some more primary sources so I figured I don't have further excuse
for procrastination. 17 May 2005: found map of Purunda and a whole
mess o' abstracts, and further decided to look into theophoric
names. 9 May 2006: I found copies of the 'Luwian glossary' around
the place. The Emory abstracts have been taken offline, so I tagged
them as such and moved the master reference to the Bibliography.
I've consolidated the 'KUB' index numbers with the CTH, and linked
them. 19 May: Redirected the Mursilis Annals from http://www.multimania.com/hatti/texts/mursili1-8.html;
expanded on the roles of Masa and Sallapa; applied more
web-accessible texts; expanded on the role of plague and of the
Kaska rebellion on Mursilis I's Arzawa policy.
I started the Arzawa page in early 1997 and pretty much ignored it
until now, except for 28 June 2000. I don't have the command of nor
the access to Hittite that I have of/to Greek, and I've grown
addicted to primary sources and text-criticism.
Thank you, Ian, for pointing me to your translation; it should
have been up here earlier.
The letter 's' is pronounced 'sh', 'h' is
'kh', 'z' is 'tz', 'w'
may have been intermediary between 'v' and 'w' based on how the
Greeks ended up spelling it, and certain '-iya' and '-isa' suffices
may be '-izha' based on how names like Karkiya and Karkisa refer to
the same place. And the lack of a letter 'o' is a limitation of Sumero-Akkadian cuneiform, not necessarily a feature of Hittite.
Note how Hebrew uses the 'w' it inherited from Ugaritic and
Egyptian. These are things to keep in mind when considering the
strange case of Wilusa Taruisa, now known to have occupied the land
we know as Ilios Troia.
I have tried to spell the words as if the letter
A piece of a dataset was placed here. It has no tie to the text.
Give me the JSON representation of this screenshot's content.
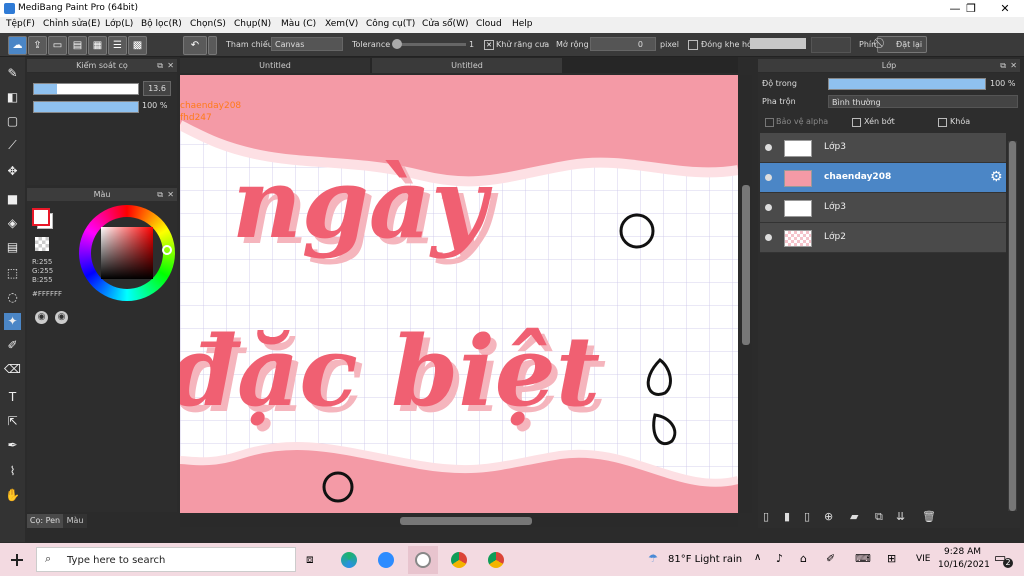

'h' never existed in English. I could not however resist turning the
'h' into a 'kh' and 's' into 'sh' in places where the 'h' or lack thereof
would have caused confusion. I can just about cope with Tudhaliyas.
But if I can't spell Pithanas Pitkhanas, Alalah Alalakh, Kanes
Kanesh, etc, then I won't be able to pronounce them right. And I don't
understand why so many scholars leave off the '-s' nominative
suffix. Do we call Julius Juliu? or Sophocles Sophocle? What
For the near-final word on Hittite history, use Bryce. For the
rest of Bronze Age Anatolian culture, use Gurney. It may be dated,
so keep an eye out for a new edition. For those who wish Bryce had
included illustrations, get-but-don't-read Macqueen, who has little
The primary sources for Arzawa are Hittite and Egyptian. The
Hittites had to put up with these annoying hillmen, so their sources
are better. There are four sites with contemporary tablets so far.
Kultepe / Kanesh / Nesas is not one of those sites; the only archive
there comes from an Assyrian merchant colony within a kingdom that
far, far predates Arzawa. Also the sundry hieroglyphic Luwian
inscriptions haven't told us much.
The most important site is Hattusas/Boghazkale. It was the
capital except for a very brief layover in Tarhuntassa, and the
texts are relevant. Most of that's been published already.
In the 1990s they found Sapinuwa at Ortakoy, a few dozen miles
to Hattusas' north-east. These documents are administrative in
nature, and have been loudly announced on the web at: http://www.focusmm.com.au/civcty/ortky_00.htm.
But they are on the wrong side of the capital for our purposes and
(as far as I know) haven't been published.
Masat was another Kaska frontier town. Gary Beckman wrote
something on the provincial administration there: http://www.umich.edu/~neareast/pages/faculty/beckman.htm.
Sarissa has been also found, or at least mentioned, at Kusakli.
Its texts are published, too: http://www.vml.de/english/ks/ks1.htm.
Unfortunately the building is religious and not political. What they
published was the Sarissan edition of 'Goat Sacrificing For
Please feel free to send me e-mail via the link
on the right. Especially if you have any
suggestions concerning this page. And if I'm violating copyright
laws, please tell me.
Beckman, Gary - Hittite Diplomatic Texts,
Second Ed, Scholars Press, Atlanta, 1999
Bryce, T - The Kingdom of the Hittites,
Drews, R - The End of the Bronze Age, 1993
James, Peter - The Sunken Kingdom,
Jonathan Cape, London, 1995. Overview and introduction available via
the link on the left
Gurney, O R - The Hittites, 1991
Lowell, Ian Russell - Annals of Mursili, Years
1 to 8